The Newspaper of the Catholic Archdiocese of Atlanta


Father Niel Jarreau, Jesuit retreat director, dies

Published December 19, 2013

ATLANTA—Father J. Niel Jarreau, SJ, a longtime retreat director at Ignatius House Retreat Center, died on Dec. 10 in Opelousas, La. He was 87.

Father Jarreau, who was known as Father Niel, had been a member of the Society of Jesus (the Jesuits) for 70 years and a priest for 57 years. He served his ministry as a high school teacher and counselor and then in leading retreats and offering spiritual direction for over 20 years.

A native of New Orleans, he was born on Sept. 10, 1926. He entered the Jesuit novitiate at St. Charles College in Grand Coteau, La., on July 30, 1943, when he was not yet 17 years old. He earned a bachelor’s degree in Latin from Spring Hill College in Mobile, Ala., then continued his education at St. Mary’s College, St. Marys, Kan., where he earned an S.T.B in theology in 1957. Father Jarreau was ordained a priest on June 13, 1956, at Spring Hill College. He pronounced final vows as a Jesuit on Aug. 15, 1976, at St. Charles College.

From 1958 to 1982, Father Jarreau worked in Jesuit institutions and high schools in Texas and Florida, becoming a counselor after more academic formation.

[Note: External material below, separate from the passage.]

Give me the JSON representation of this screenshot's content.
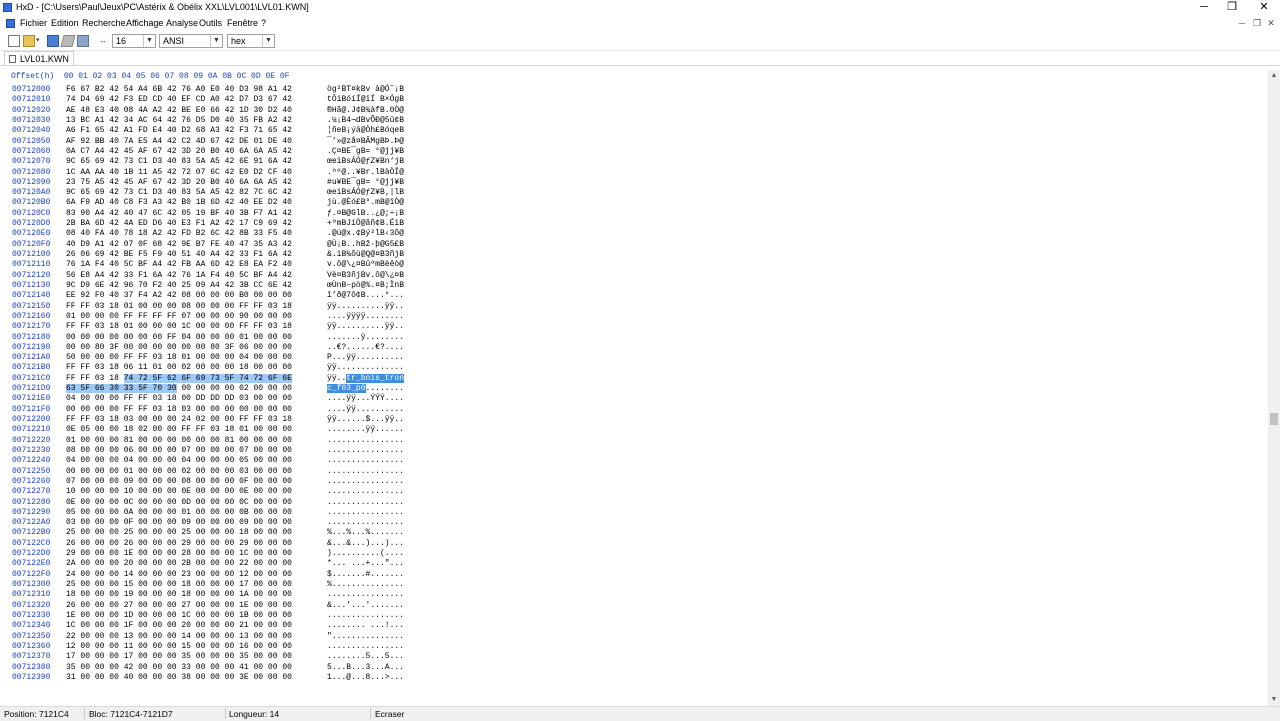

He spent a total of 20 years serving at Ignatius House in Atlanta, first as the assistant director from 1983 to 1990 and then from 2000 until 2013 as a retreat director. He had just moved recently to a new assignment at St. Charles College.

In an interview in The Georgia Bulletin this September, on the occasion of his 70-year jubilee as a Jesuit, Father Jarreau said that after his regular studies of philosophy and theology, what he cherished most about the Jesuit training was the study of modern psychology.

“Most of my time as a priest was—and still is—spent in my office listening to hurting people who are searching for the will of God in their lives and striving to become the person they truly want to be. Unfortunately, there is too much unnecessary suffering of this kind in the world,” he said. “Here, after the grace of God and the Jesuit training, psychology has been my greatest companion.”

The attractions of this world, such as desire for power or money, are strong and lead to struggles and unhappiness for many, he said.

“Christianity is a tremendous challenge,” said Father Jarreau about the need to be rid of these ambitions. “Only God himself can fill our emptiness.”

He is survived by his sister-in-law, Audrey Jarreau, and nieces, nephews and cousins.

He is preceded in death by his parents, Lucien and Alice (Voorhies) Jarreau; two brothers, Charles and Father Martin Jarreau, SJ; and his sister, Marcelle Bendernagel.

A funeral Mass was celebrated in Grand Coteau, La., on Saturday, Dec. 14, followed by burial in the Jesuit cemetery.

A memorial service is being planned by Ignatius House to be held in January. A retreat scholarship fund was established there in his name earlier in the fall.

Donations in memory of Father Jarreau may be made to the Senior Jesuits Fund of “The Jesuits,” 710 Baronne St., Ste. B., New Orleans, LA 70113.